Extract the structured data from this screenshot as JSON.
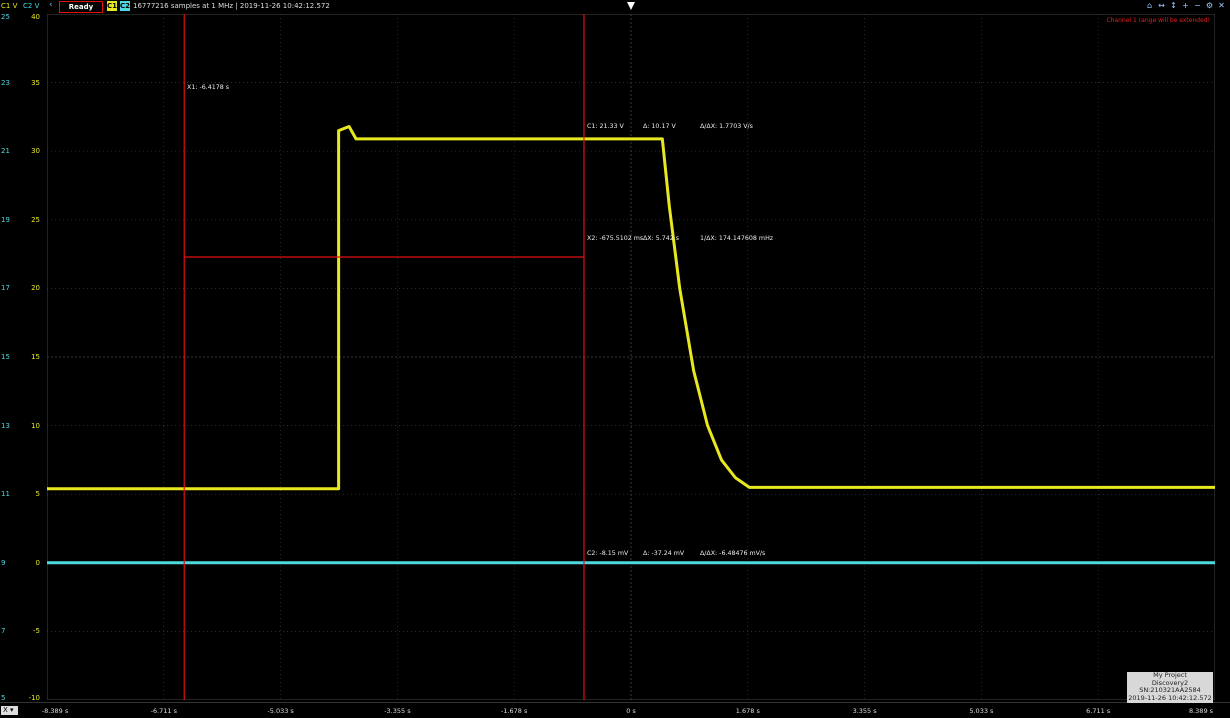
{
  "topbar": {
    "ch1_scale_label": "C1 V",
    "ch2_scale_label": "C2 V",
    "back_icon": "chevron-left-icon",
    "status": "Ready",
    "c1_button": "C1",
    "c2_button": "C2",
    "info": "16777216 samples at 1 MHz | 2019-11-26 10:42:12.572",
    "toolbar_icons": [
      "zoom-fit-icon",
      "zoom-x-icon",
      "zoom-y-icon",
      "zoom-in-icon",
      "zoom-out-icon",
      "settings-icon",
      "close-icon"
    ],
    "channel_warning": "Channel 1 range will be extended!"
  },
  "colors": {
    "c1": "#e8e820",
    "c2": "#4fd8e0",
    "cursor": "#e01010",
    "grid": "#3a3a3a"
  },
  "scales": {
    "c2": [
      "25",
      "23",
      "21",
      "19",
      "17",
      "15",
      "13",
      "11",
      "9",
      "7",
      "5"
    ],
    "c1": [
      "40",
      "35",
      "30",
      "25",
      "20",
      "15",
      "10",
      "5",
      "0",
      "-5",
      "-10"
    ]
  },
  "cursors": {
    "x1_label": "X1: -6.4178 s",
    "x2_label": "X2: -675.5102 ms",
    "dx_label": "ΔX: 5.742 s",
    "inv_dx_label": "1/ΔX: 174.147608 mHz",
    "c1_value": "C1: 21.33 V",
    "c1_delta": "Δ: 10.17 V",
    "c1_rate": "Δ/ΔX: 1.7703 V/s",
    "c2_value": "C2: -8.15 mV",
    "c2_delta": "Δ: -37.24 mV",
    "c2_rate": "Δ/ΔX: -6.48476 mV/s"
  },
  "x_axis": {
    "menu": "X",
    "ticks": [
      "-8.389 s",
      "-6.711 s",
      "-5.033 s",
      "-3.355 s",
      "-1.678 s",
      "0 s",
      "1.678 s",
      "3.355 s",
      "5.033 s",
      "6.711 s",
      "8.389 s"
    ]
  },
  "device_box": {
    "project": "My Project",
    "device": "Discovery2",
    "serial": "SN:210321AA2584",
    "timestamp": "2019-11-26 10:42:12.572"
  },
  "chart_data": {
    "type": "line",
    "xlabel": "",
    "ylabel": "",
    "xlim": [
      -8.389,
      8.389
    ],
    "ylim_c1": [
      -10,
      40
    ],
    "series": [
      {
        "name": "C1",
        "x": [
          -8.389,
          -4.2,
          -4.2,
          -4.05,
          -3.95,
          0.45,
          0.55,
          0.7,
          0.9,
          1.1,
          1.3,
          1.5,
          1.7,
          8.389
        ],
        "y": [
          5.4,
          5.4,
          31.5,
          31.8,
          30.9,
          30.9,
          26,
          20,
          14,
          10,
          7.5,
          6.2,
          5.5,
          5.5
        ]
      },
      {
        "name": "C2",
        "x": [
          -8.389,
          8.389
        ],
        "y": [
          0,
          0
        ]
      }
    ],
    "cursors_x": [
      -6.4178,
      -0.6755
    ]
  }
}
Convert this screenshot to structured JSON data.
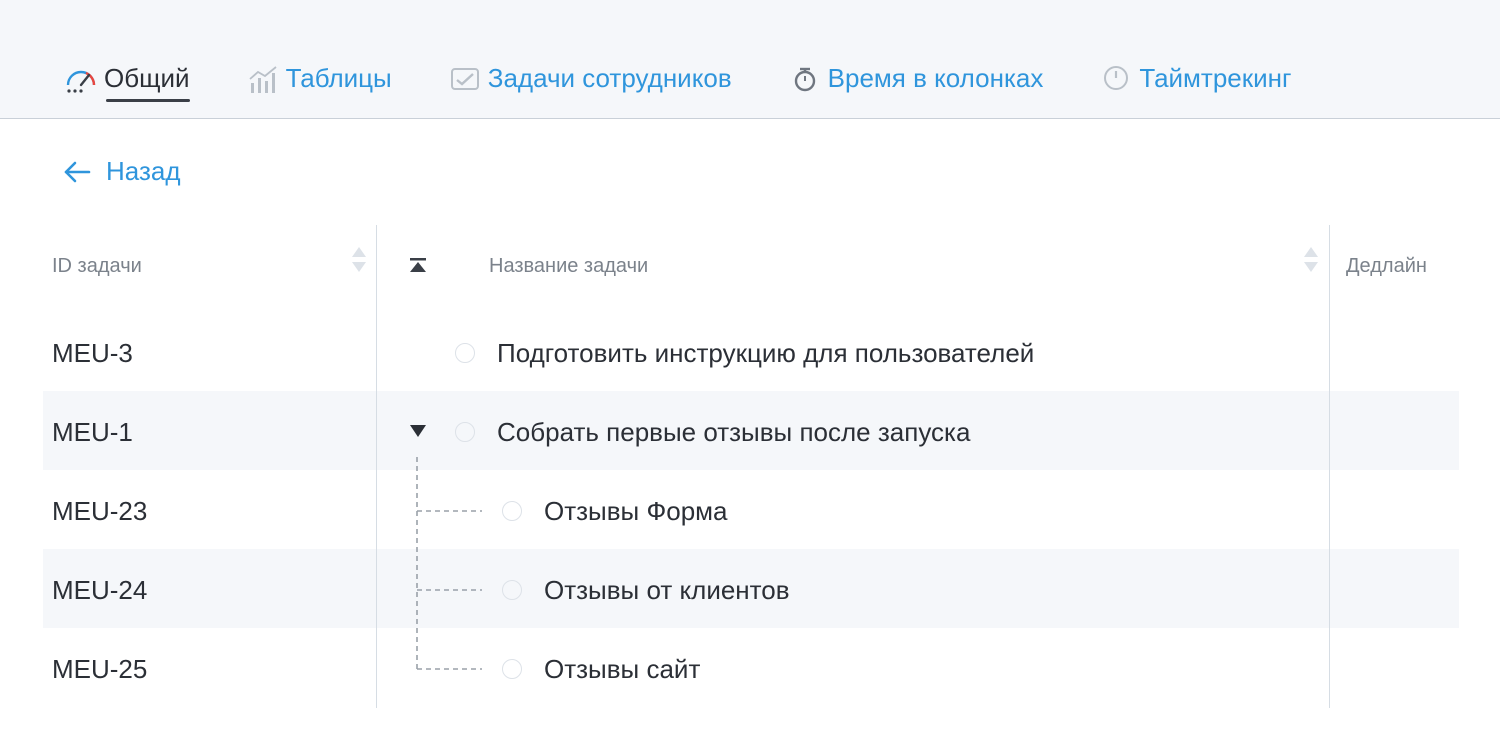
{
  "tabs": [
    {
      "label": "Общий",
      "icon": "speedometer-icon",
      "active": true
    },
    {
      "label": "Таблицы",
      "icon": "bar-chart-icon",
      "active": false
    },
    {
      "label": "Задачи сотрудников",
      "icon": "checklist-icon",
      "active": false
    },
    {
      "label": "Время в колонках",
      "icon": "stopwatch-icon",
      "active": false
    },
    {
      "label": "Таймтрекинг",
      "icon": "clock-icon",
      "active": false
    }
  ],
  "back": {
    "label": "Назад",
    "icon": "arrow-left-icon"
  },
  "table": {
    "headers": {
      "id": "ID задачи",
      "name": "Название задачи",
      "deadline": "Дедлайн"
    },
    "rows": [
      {
        "id": "MEU-3",
        "name": "Подготовить инструкцию для пользователей",
        "level": 0,
        "expandable": false
      },
      {
        "id": "MEU-1",
        "name": "Собрать первые отзывы после запуска",
        "level": 0,
        "expandable": true
      },
      {
        "id": "MEU-23",
        "name": "Отзывы Форма",
        "level": 1,
        "expandable": false
      },
      {
        "id": "MEU-24",
        "name": "Отзывы от клиентов",
        "level": 1,
        "expandable": false
      },
      {
        "id": "MEU-25",
        "name": "Отзывы сайт",
        "level": 1,
        "expandable": false
      }
    ]
  },
  "colors": {
    "accent": "#2f95dc",
    "text": "#2b2f36",
    "header_bg": "#f5f7fa",
    "row_alt_bg": "#f5f7fa"
  }
}
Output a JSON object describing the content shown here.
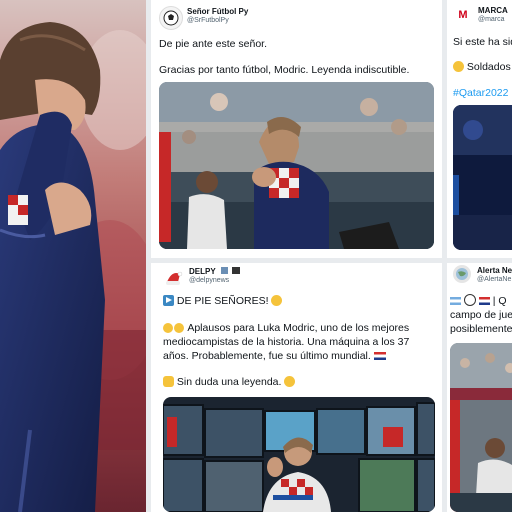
{
  "tweet1": {
    "name": "Señor Fútbol Py",
    "handle": "@SrFutbolPy",
    "line1": "De pie ante este señor.",
    "line2": "Gracias por tanto fútbol, Modric. Leyenda indiscutible."
  },
  "tweet2": {
    "name": "DELPY",
    "handle": "@delpynews",
    "line1": "DE PIE SEÑORES!",
    "line2": "Aplausos para Luka Modric, uno de los mejores",
    "line3": "mediocampistas de la historia. Una máquina a los 37",
    "line4": "años. Probablemente, fue su último mundial.",
    "line5": "Sin duda una leyenda."
  },
  "tweet3": {
    "name": "MARCA",
    "handle": "@marca",
    "line1": "Si este ha sid",
    "line2": "Soldados",
    "hashtag": "#Qatar2022"
  },
  "tweet4": {
    "name": "Alerta Ne",
    "handle": "@AlertaNe",
    "line1": "| Q",
    "line2": "campo de jue",
    "line3": "posiblemente"
  },
  "colors": {
    "croatia_blue": "#1d2a5e",
    "accent": "#1d9bf0",
    "marca_red": "#d0021b"
  }
}
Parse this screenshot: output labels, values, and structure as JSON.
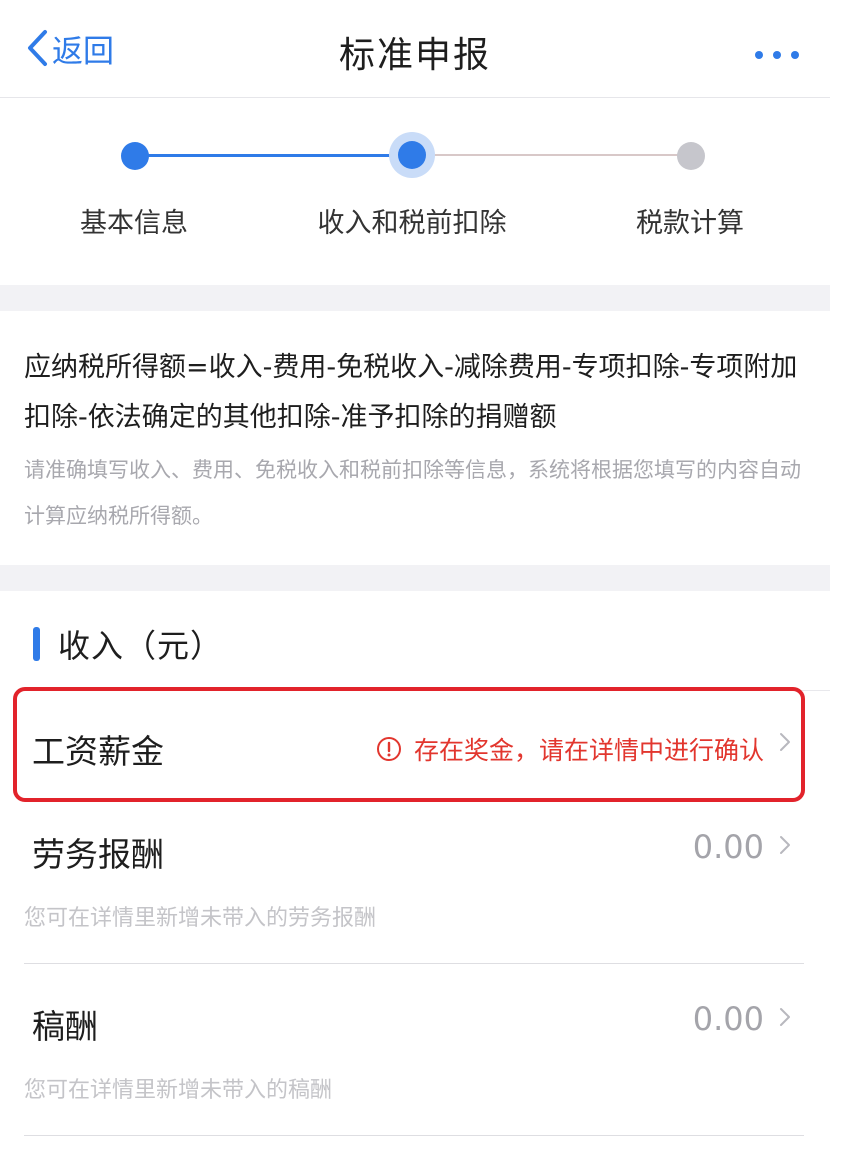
{
  "nav": {
    "back_label": "返回",
    "title": "标准申报"
  },
  "steps": [
    {
      "label": "基本信息",
      "state": "done"
    },
    {
      "label": "收入和税前扣除",
      "state": "current"
    },
    {
      "label": "税款计算",
      "state": "todo"
    }
  ],
  "formula": {
    "text": "应纳税所得额=收入-费用-免税收入-减除费用-专项扣除-专项附加扣除-依法确定的其他扣除-准予扣除的捐赠额",
    "hint": "请准确填写收入、费用、免税收入和税前扣除等信息，系统将根据您填写的内容自动计算应纳税所得额。"
  },
  "income": {
    "section_title": "收入（元）",
    "rows": [
      {
        "label": "工资薪金",
        "alert": "存在奖金，请在详情中进行确认"
      },
      {
        "label": "劳务报酬",
        "value": "0.00",
        "hint": "您可在详情里新增未带入的劳务报酬"
      },
      {
        "label": "稿酬",
        "value": "0.00",
        "hint": "您可在详情里新增未带入的稿酬"
      }
    ]
  },
  "colors": {
    "accent": "#2f7be8",
    "alert": "#e2362e",
    "highlight_border": "#e2232b"
  },
  "icons": [
    "chevron-left-icon",
    "more-dots-icon",
    "alert-circle-icon",
    "chevron-right-icon"
  ]
}
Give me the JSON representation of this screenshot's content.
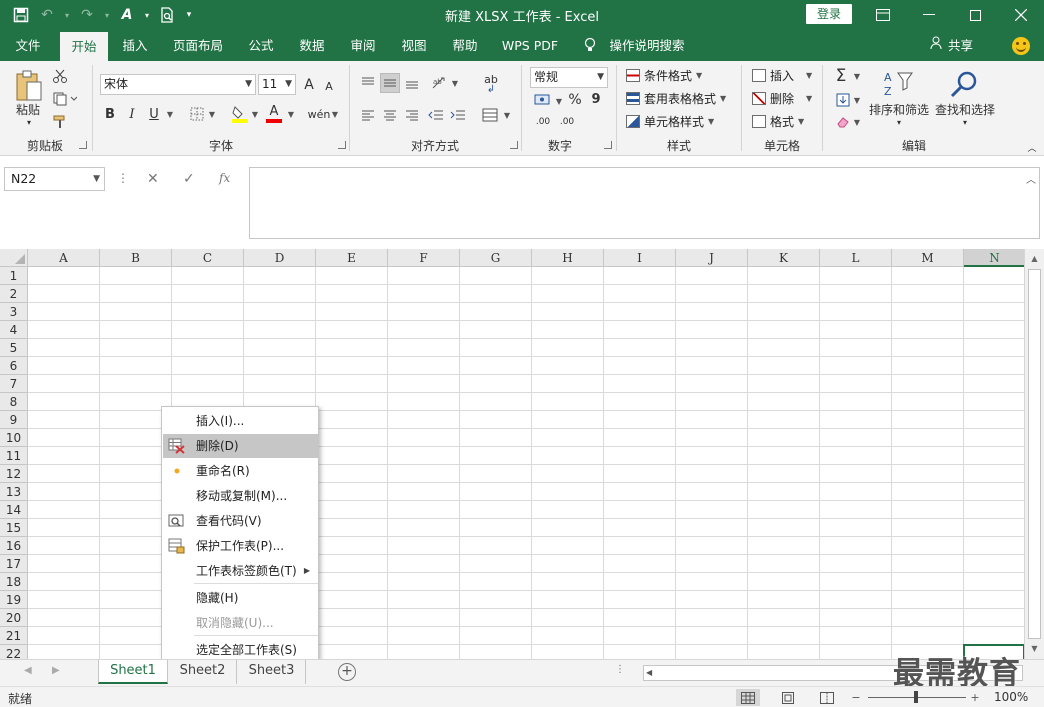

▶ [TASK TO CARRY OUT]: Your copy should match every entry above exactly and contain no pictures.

▶ [EXPECTED ANSWER]:
Extract the structured data from this screenshot as JSON.
{
  "topbar": {
    "ch1_scale_label": "C1 V",
    "ch2_scale_label": "C2 V",
    "back_icon": "chevron-left-icon",
    "status": "Ready",
    "c1_button": "C1",
    "c2_button": "C2",
    "info": "16777216 samples at 1 MHz | 2019-11-26 10:42:12.572",
    "toolbar_icons": [
      "zoom-fit-icon",
      "zoom-x-icon",
      "zoom-y-icon",
      "zoom-in-icon",
      "zoom-out-icon",
      "settings-icon",
      "close-icon"
    ],
    "channel_warning": "Channel 1 range will be extended!"
  },
  "colors": {
    "c1": "#e8e820",
    "c2": "#4fd8e0",
    "cursor": "#e01010",
    "grid": "#3a3a3a"
  },
  "scales": {
    "c2": [
      "25",
      "23",
      "21",
      "19",
      "17",
      "15",
      "13",
      "11",
      "9",
      "7",
      "5"
    ],
    "c1": [
      "40",
      "35",
      "30",
      "25",
      "20",
      "15",
      "10",
      "5",
      "0",
      "-5",
      "-10"
    ]
  },
  "cursors": {
    "x1_label": "X1: -6.4178 s",
    "x2_label": "X2: -675.5102 ms",
    "dx_label": "ΔX: 5.742 s",
    "inv_dx_label": "1/ΔX: 174.147608 mHz",
    "c1_value": "C1: 21.33 V",
    "c1_delta": "Δ: 10.17 V",
    "c1_rate": "Δ/ΔX: 1.7703 V/s",
    "c2_value": "C2: -8.15 mV",
    "c2_delta": "Δ: -37.24 mV",
    "c2_rate": "Δ/ΔX: -6.48476 mV/s"
  },
  "x_axis": {
    "menu": "X",
    "ticks": [
      "-8.389 s",
      "-6.711 s",
      "-5.033 s",
      "-3.355 s",
      "-1.678 s",
      "0 s",
      "1.678 s",
      "3.355 s",
      "5.033 s",
      "6.711 s",
      "8.389 s"
    ]
  },
  "device_box": {
    "project": "My Project",
    "device": "Discovery2",
    "serial": "SN:210321AA2584",
    "timestamp": "2019-11-26 10:42:12.572"
  },
  "chart_data": {
    "type": "line",
    "xlabel": "",
    "ylabel": "",
    "xlim": [
      -8.389,
      8.389
    ],
    "ylim_c1": [
      -10,
      40
    ],
    "series": [
      {
        "name": "C1",
        "x": [
          -8.389,
          -4.2,
          -4.2,
          -4.05,
          -3.95,
          0.45,
          0.55,
          0.7,
          0.9,
          1.1,
          1.3,
          1.5,
          1.7,
          8.389
        ],
        "y": [
          5.4,
          5.4,
          31.5,
          31.8,
          30.9,
          30.9,
          26,
          20,
          14,
          10,
          7.5,
          6.2,
          5.5,
          5.5
        ]
      },
      {
        "name": "C2",
        "x": [
          -8.389,
          8.389
        ],
        "y": [
          0,
          0
        ]
      }
    ],
    "cursors_x": [
      -6.4178,
      -0.6755
    ]
  }
}
Convert this screenshot to structured JSON data.
{
  "tabs": [
    {
      "label": "Общий",
      "icon": "speedometer-icon",
      "active": true
    },
    {
      "label": "Таблицы",
      "icon": "bar-chart-icon",
      "active": false
    },
    {
      "label": "Задачи сотрудников",
      "icon": "checklist-icon",
      "active": false
    },
    {
      "label": "Время в колонках",
      "icon": "stopwatch-icon",
      "active": false
    },
    {
      "label": "Таймтрекинг",
      "icon": "clock-icon",
      "active": false
    }
  ],
  "back": {
    "label": "Назад",
    "icon": "arrow-left-icon"
  },
  "table": {
    "headers": {
      "id": "ID задачи",
      "name": "Название задачи",
      "deadline": "Дедлайн"
    },
    "rows": [
      {
        "id": "MEU-3",
        "name": "Подготовить инструкцию для пользователей",
        "level": 0,
        "expandable": false
      },
      {
        "id": "MEU-1",
        "name": "Собрать первые отзывы после запуска",
        "level": 0,
        "expandable": true
      },
      {
        "id": "MEU-23",
        "name": "Отзывы Форма",
        "level": 1,
        "expandable": false
      },
      {
        "id": "MEU-24",
        "name": "Отзывы от клиентов",
        "level": 1,
        "expandable": false
      },
      {
        "id": "MEU-25",
        "name": "Отзывы сайт",
        "level": 1,
        "expandable": false
      }
    ]
  },
  "colors": {
    "accent": "#2f95dc",
    "text": "#2b2f36",
    "header_bg": "#f5f7fa",
    "row_alt_bg": "#f5f7fa"
  }
}
Output a JSON object describing the content shown here.
{
  "tweet1": {
    "name": "Señor Fútbol Py",
    "handle": "@SrFutbolPy",
    "line1": "De pie ante este señor.",
    "line2": "Gracias por tanto fútbol, Modric. Leyenda indiscutible."
  },
  "tweet2": {
    "name": "DELPY",
    "handle": "@delpynews",
    "line1": "DE PIE SEÑORES!",
    "line2": "Aplausos para Luka Modric, uno de los mejores",
    "line3": "mediocampistas de la historia. Una máquina a los 37",
    "line4": "años. Probablemente, fue su último mundial.",
    "line5": "Sin duda una leyenda."
  },
  "tweet3": {
    "name": "MARCA",
    "handle": "@marca",
    "line1": "Si este ha sid",
    "line2": "Soldados",
    "hashtag": "#Qatar2022"
  },
  "tweet4": {
    "name": "Alerta Ne",
    "handle": "@AlertaNe",
    "line1": "| Q",
    "line2": "campo de jue",
    "line3": "posiblemente"
  },
  "colors": {
    "croatia_blue": "#1d2a5e",
    "accent": "#1d9bf0",
    "marca_red": "#d0021b"
  }
}
Parse this screenshot: output labels, values, and structure as JSON.
{
  "nav": {
    "back_label": "返回",
    "title": "标准申报"
  },
  "steps": [
    {
      "label": "基本信息",
      "state": "done"
    },
    {
      "label": "收入和税前扣除",
      "state": "current"
    },
    {
      "label": "税款计算",
      "state": "todo"
    }
  ],
  "formula": {
    "text": "应纳税所得额=收入-费用-免税收入-减除费用-专项扣除-专项附加扣除-依法确定的其他扣除-准予扣除的捐赠额",
    "hint": "请准确填写收入、费用、免税收入和税前扣除等信息，系统将根据您填写的内容自动计算应纳税所得额。"
  },
  "income": {
    "section_title": "收入（元）",
    "rows": [
      {
        "label": "工资薪金",
        "alert": "存在奖金，请在详情中进行确认"
      },
      {
        "label": "劳务报酬",
        "value": "0.00",
        "hint": "您可在详情里新增未带入的劳务报酬"
      },
      {
        "label": "稿酬",
        "value": "0.00",
        "hint": "您可在详情里新增未带入的稿酬"
      }
    ]
  },
  "colors": {
    "accent": "#2f7be8",
    "alert": "#e2362e",
    "highlight_border": "#e2232b"
  },
  "icons": [
    "chevron-left-icon",
    "more-dots-icon",
    "alert-circle-icon",
    "chevron-right-icon"
  ]
}
Give me the JSON representation of this screenshot's content.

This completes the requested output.